TESL-L is supported by a grant form the US Department of Education Fund for the Improvement of Post-Secondary Education (FIPSE) to develop an online database of TESL/TEFL materials and the creation of electronic branches for special interests. (See overleaf for branches)

How much does it cost?

Nothing! All you need is an electronic mail (email) account, usually provided at no charge through your university, college, or board of education. In this instance, part-time faculty normally have the same access to accounts as do fulltimers. You do not need to be a computer whiz and you do not need to have a computer and a modem at home (although it is easier and more fun if you do).

If you do not have a computer and modem at home, terminals found on most college campuses and at many schools will serve just as well to get on- line with TESL-L. Electronic mail does NOT normally require long- distance telephone calls, even if the user is communicating with colleagues thousands of miles away.

How do I join TESL-L?

First, you need to get an electronic mail user ID number. This address will be good for all electronic communications, not just TESL-L. Your institutional Academic Computing Services Department will provide you with the number. You can also get a commercial user ID nubmer through services like MCImail, Genie, Compuserve, and a variety of similar Internet servcices around the world which can link up with TESL-L. See overleaf for details of how to sign on once you have your email user ID.

To Join TESL-L:

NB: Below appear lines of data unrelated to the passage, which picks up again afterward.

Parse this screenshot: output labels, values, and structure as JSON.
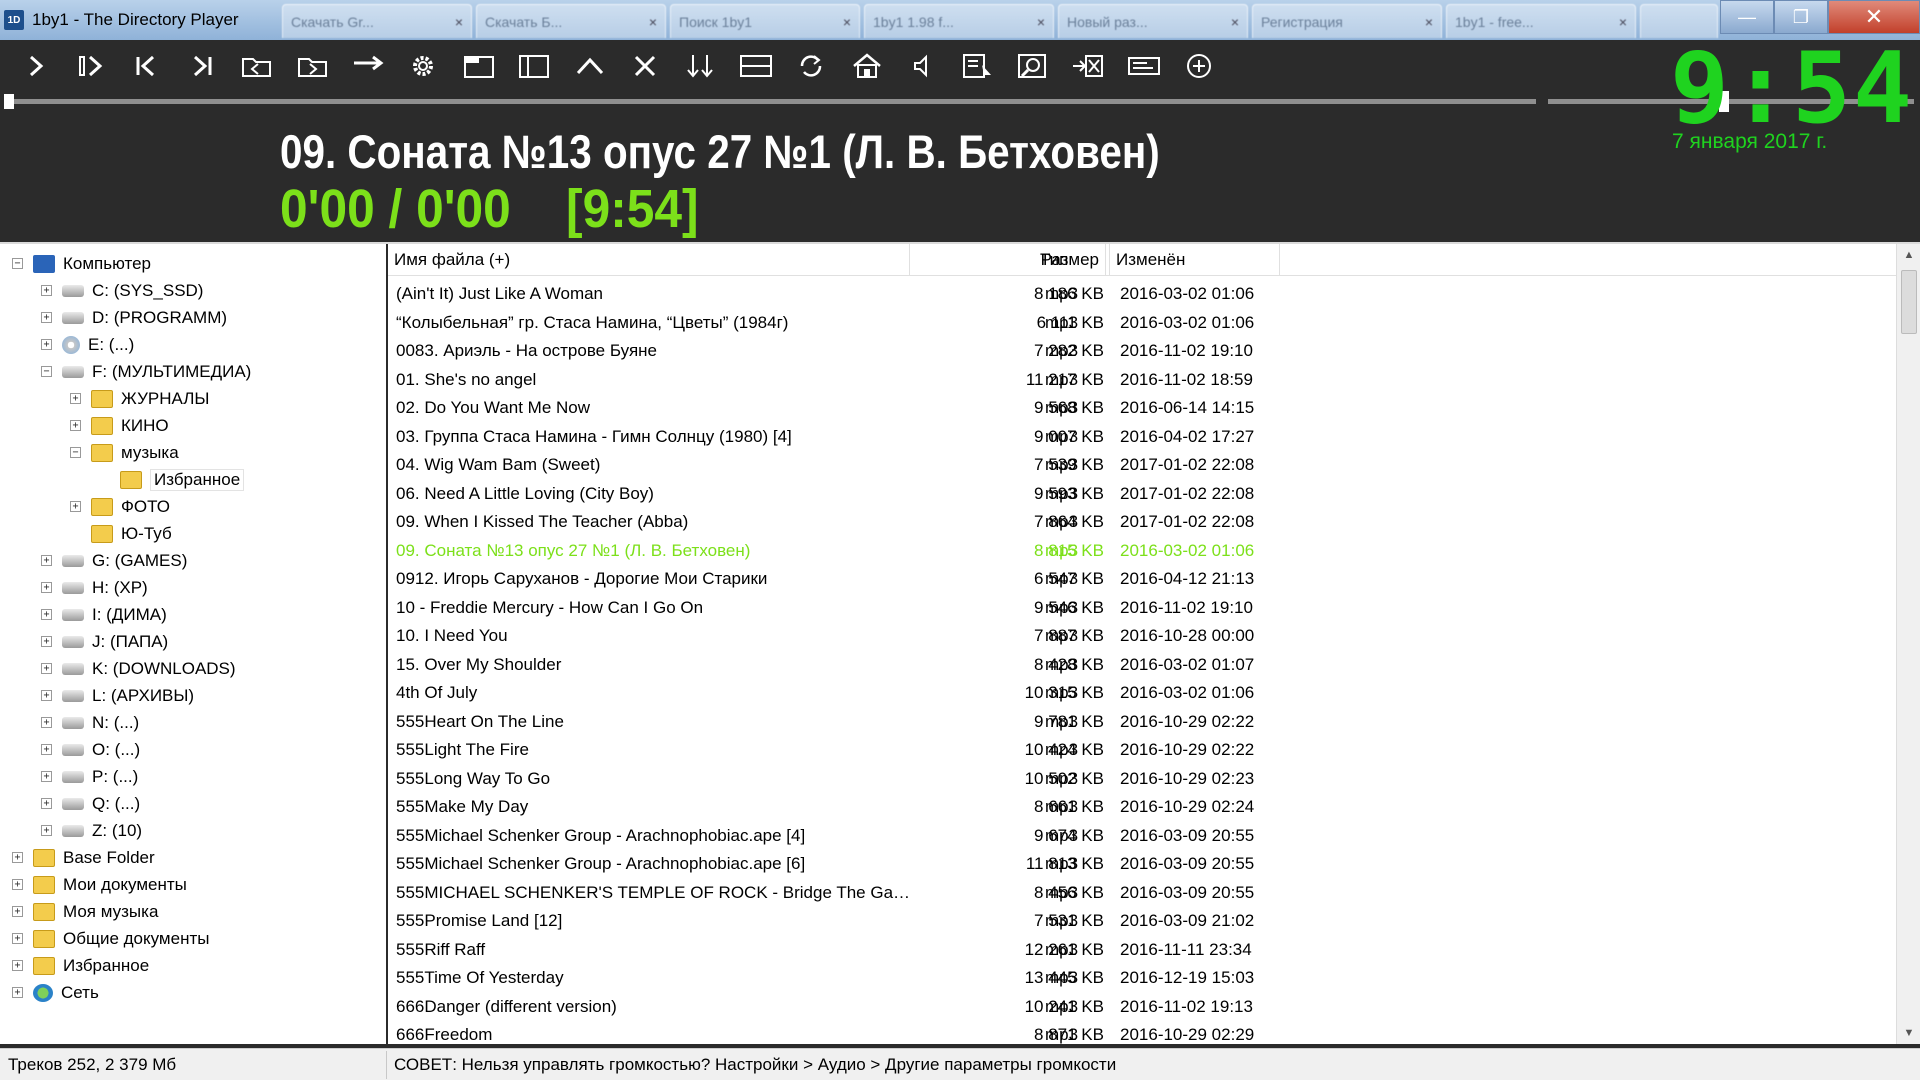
{
  "window": {
    "app_icon": "1D",
    "title": "1by1 - The Directory Player",
    "tabs": [
      {
        "label": "Скачать Gr..."
      },
      {
        "label": "Скачать Б..."
      },
      {
        "label": "Поиск 1by1"
      },
      {
        "label": "1by1 1.98 f..."
      },
      {
        "label": "Новый раз..."
      },
      {
        "label": "Регистрация"
      },
      {
        "label": "1by1 - free..."
      },
      {
        "label": ""
      }
    ],
    "minimize": "—",
    "restore": "❐",
    "close": "✕"
  },
  "toolbar": {
    "icons": [
      "play-icon",
      "play-pause-icon",
      "previous-track-icon",
      "next-track-icon",
      "back-folder-icon",
      "forward-folder-icon",
      "jump-icon",
      "settings-gear-icon",
      "window-layout-icon",
      "panel-icon",
      "up-icon",
      "stop-icon",
      "sort-icon",
      "split-view-icon",
      "refresh-icon",
      "home-icon",
      "volume-icon",
      "playlist-icon",
      "search-icon",
      "exit-icon",
      "keyboard-icon",
      "add-circle-icon"
    ],
    "seek_progress": 0,
    "volume_level": 0.48
  },
  "clock": {
    "time": "9:54",
    "date": "7 января 2017 г.",
    "color": "#1fd31f"
  },
  "now_playing": {
    "title": "09. Соната №13 опус 27 №1 (Л. В. Бетховен)",
    "position": "0'00 / 0'00    [9:54]",
    "color": "#7ce01a"
  },
  "tree": [
    {
      "label": "Компьютер",
      "level": 0,
      "expander": "−",
      "icon": "computer-icon"
    },
    {
      "label": "C: (SYS_SSD)",
      "level": 1,
      "expander": "+",
      "icon": "drive-icon"
    },
    {
      "label": "D: (PROGRAMM)",
      "level": 1,
      "expander": "+",
      "icon": "drive-icon"
    },
    {
      "label": "E: (...)",
      "level": 1,
      "expander": "+",
      "icon": "cd-drive-icon"
    },
    {
      "label": "F: (МУЛЬТИМЕДИА)",
      "level": 1,
      "expander": "−",
      "icon": "drive-icon"
    },
    {
      "label": "ЖУРНАЛЫ",
      "level": 2,
      "expander": "+",
      "icon": "folder-icon"
    },
    {
      "label": "КИНО",
      "level": 2,
      "expander": "+",
      "icon": "folder-icon"
    },
    {
      "label": "музыка",
      "level": 2,
      "expander": "−",
      "icon": "folder-icon"
    },
    {
      "label": "Избранное",
      "level": 3,
      "expander": "",
      "icon": "folder-icon",
      "selected": true
    },
    {
      "label": "ФОТО",
      "level": 2,
      "expander": "+",
      "icon": "folder-icon"
    },
    {
      "label": "Ю-Туб",
      "level": 2,
      "expander": "",
      "icon": "folder-icon"
    },
    {
      "label": "G: (GAMES)",
      "level": 1,
      "expander": "+",
      "icon": "drive-icon"
    },
    {
      "label": "H: (XP)",
      "level": 1,
      "expander": "+",
      "icon": "drive-icon"
    },
    {
      "label": "I: (ДИМА)",
      "level": 1,
      "expander": "+",
      "icon": "drive-icon"
    },
    {
      "label": "J: (ПАПА)",
      "level": 1,
      "expander": "+",
      "icon": "drive-icon"
    },
    {
      "label": "K: (DOWNLOADS)",
      "level": 1,
      "expander": "+",
      "icon": "drive-icon"
    },
    {
      "label": "L: (АРХИВЫ)",
      "level": 1,
      "expander": "+",
      "icon": "drive-icon"
    },
    {
      "label": "N: (...)",
      "level": 1,
      "expander": "+",
      "icon": "drive-icon"
    },
    {
      "label": "O: (...)",
      "level": 1,
      "expander": "+",
      "icon": "drive-icon"
    },
    {
      "label": "P: (...)",
      "level": 1,
      "expander": "+",
      "icon": "drive-icon"
    },
    {
      "label": "Q: (...)",
      "level": 1,
      "expander": "+",
      "icon": "drive-icon"
    },
    {
      "label": "Z: (10)",
      "level": 1,
      "expander": "+",
      "icon": "drive-icon"
    },
    {
      "label": "Base Folder",
      "level": 0,
      "expander": "+",
      "icon": "folder-icon"
    },
    {
      "label": "Мои документы",
      "level": 0,
      "expander": "+",
      "icon": "folder-icon"
    },
    {
      "label": "Моя музыка",
      "level": 0,
      "expander": "+",
      "icon": "folder-icon"
    },
    {
      "label": "Общие документы",
      "level": 0,
      "expander": "+",
      "icon": "folder-icon"
    },
    {
      "label": "Избранное",
      "level": 0,
      "expander": "+",
      "icon": "folder-icon"
    },
    {
      "label": "Сеть",
      "level": 0,
      "expander": "+",
      "icon": "network-icon"
    }
  ],
  "list": {
    "columns": {
      "name": "Имя файла (+)",
      "size": "Размер",
      "type": "Тип",
      "modified": "Изменён"
    },
    "rows": [
      {
        "name": "(Ain't It) Just Like A Woman",
        "size": "8 186 KB",
        "type": "mp3",
        "modified": "2016-03-02 01:06"
      },
      {
        "name": "“Колыбельная” гр. Стаса Намина, “Цветы” (1984г)",
        "size": "6 111 KB",
        "type": "mp3",
        "modified": "2016-03-02 01:06"
      },
      {
        "name": "0083. Ариэль - На острове Буяне",
        "size": "7 282 KB",
        "type": "mp3",
        "modified": "2016-11-02 19:10"
      },
      {
        "name": "01. She's no angel",
        "size": "11 217 KB",
        "type": "mp3",
        "modified": "2016-11-02 18:59"
      },
      {
        "name": "02. Do You Want Me Now",
        "size": "9 568 KB",
        "type": "mp3",
        "modified": "2016-06-14 14:15"
      },
      {
        "name": "03. Группа Стаса Намина - Гимн Солнцу (1980) [4]",
        "size": "9 007 KB",
        "type": "mp3",
        "modified": "2016-04-02 17:27"
      },
      {
        "name": "04. Wig Wam Bam (Sweet)",
        "size": "7 539 KB",
        "type": "mp3",
        "modified": "2017-01-02 22:08"
      },
      {
        "name": "06. Need A Little Loving (City Boy)",
        "size": "9 593 KB",
        "type": "mp3",
        "modified": "2017-01-02 22:08"
      },
      {
        "name": "09. When I Kissed The Teacher (Abba)",
        "size": "7 864 KB",
        "type": "mp3",
        "modified": "2017-01-02 22:08"
      },
      {
        "name": "09. Соната №13 опус 27 №1 (Л. В. Бетховен)",
        "size": "8 815 KB",
        "type": "mp3",
        "modified": "2016-03-02 01:06",
        "playing": true
      },
      {
        "name": "0912. Игорь Саруханов - Дорогие Мои Старики",
        "size": "6 547 KB",
        "type": "mp3",
        "modified": "2016-04-12 21:13"
      },
      {
        "name": "10 - Freddie Mercury - How Can I Go On",
        "size": "9 546 KB",
        "type": "mp3",
        "modified": "2016-11-02 19:10"
      },
      {
        "name": "10. I Need You",
        "size": "7 887 KB",
        "type": "mp3",
        "modified": "2016-10-28 00:00"
      },
      {
        "name": "15. Over My Shoulder",
        "size": "8 428 KB",
        "type": "mp3",
        "modified": "2016-03-02 01:07"
      },
      {
        "name": "4th Of July",
        "size": "10 315 KB",
        "type": "mp3",
        "modified": "2016-03-02 01:06"
      },
      {
        "name": "555Heart On The Line",
        "size": "9 781 KB",
        "type": "mp3",
        "modified": "2016-10-29 02:22"
      },
      {
        "name": "555Light The Fire",
        "size": "10 424 KB",
        "type": "mp3",
        "modified": "2016-10-29 02:22"
      },
      {
        "name": "555Long Way To Go",
        "size": "10 502 KB",
        "type": "mp3",
        "modified": "2016-10-29 02:23"
      },
      {
        "name": "555Make My Day",
        "size": "8 661 KB",
        "type": "mp3",
        "modified": "2016-10-29 02:24"
      },
      {
        "name": "555Michael Schenker Group - Arachnophobiac.ape [4]",
        "size": "9 674 KB",
        "type": "mp3",
        "modified": "2016-03-09 20:55"
      },
      {
        "name": "555Michael Schenker Group - Arachnophobiac.ape [6]",
        "size": "11 813 KB",
        "type": "mp3",
        "modified": "2016-03-09 20:55"
      },
      {
        "name": "555MICHAEL SCHENKER'S TEMPLE OF ROCK - Bridge The Gap ...",
        "size": "8 456 KB",
        "type": "mp3",
        "modified": "2016-03-09 20:55"
      },
      {
        "name": "555Promise Land [12]",
        "size": "7 531 KB",
        "type": "mp3",
        "modified": "2016-03-09 21:02"
      },
      {
        "name": "555Riff Raff",
        "size": "12 261 KB",
        "type": "mp3",
        "modified": "2016-11-11 23:34"
      },
      {
        "name": "555Time Of Yesterday",
        "size": "13 445 KB",
        "type": "mp3",
        "modified": "2016-12-19 15:03"
      },
      {
        "name": "666Danger (different version)",
        "size": "10 241 KB",
        "type": "mp3",
        "modified": "2016-11-02 19:13"
      },
      {
        "name": "666Freedom",
        "size": "8 871 KB",
        "type": "mp3",
        "modified": "2016-10-29 02:29"
      }
    ]
  },
  "scrollbar": {
    "up": "▲",
    "down": "▼"
  },
  "status": {
    "tracks": "Треков 252, 2 379 Мб",
    "tip": "СОВЕТ: Нельзя управлять громкостью? Настройки > Аудио > Другие параметры громкости"
  }
}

Once you have an electronic (email) ID, you can join TESL-L by doing one of the following:

1. Send an electronic message to:


The text of the message will simply be:

SUB TESL-L(your first name)(your last name)

Once you are subscribed, the list manager will send you a message giving you instructions on how to subscribe to sublists, such as computer assisted language learning, jubs and employment issues, materials writer etc.

As there are often dozens of messages posted on a list every day, you may wish to get only a digest version, which will summarize the main point of each message, allowing you to choose whether or not you want to see the entire message. To do this, add the following line (or send a separate message):

Set digest TESL-L

2. Send a personal message to:


3. If you run into trouble, you can (snail) mail to:

Anthea Tillyer
International English Language Institute
Hunter College
695 Park Avenue (10th Floor East)
New York. NY. 10021 USA

Tel: (212) 772-4290
Fax: (212) 489-3687

TESL-L Branches:

Members of TESL-L can sign up for any TESL-L branches, each of which focuses on one of the following specific area of special interest within our profession:

TESL-L Workgroups:

Members of TESL-L are working on special (2) projects: TESL EJ (The first online ESL/EFL/SLA Electronic Journal) and CELIA (the international collaborative project to create an online archive of materials related to computer-assisted language-learning). As a member of TESL-L you will be able and encouraged to participate in theses activities.

TESL-L Job List:

SUB TESLJB-L (first name) (last name)

TESL-L is an independent entity, supported by the City University of New York and the United States Department of Education Fund for the Improvement of Post-Secondary Education. We maintain cordial relations with several professional organizations in the field of teaching English as a second or foreign language, including IATEFL (International Association of Teachers of English as a Foreign Language) and TESOL (Teachers of English to Speakers of Other Languages), but are not allied with any of them.

Ling. 577 Syllabus Ling. 572 Syllabus

Time & Place | Instructor | Textbook & Materials | Course Objectives | Basic Principles | Major Learning Activities | Course Requirements & Grading Scheme | Students with Disabilities | Course Calendar

1998 © Dr. Lynn E. Henrichsen
Department of Linguistics
Brigham Young University
Last Updated: Saturday, January 24, 1998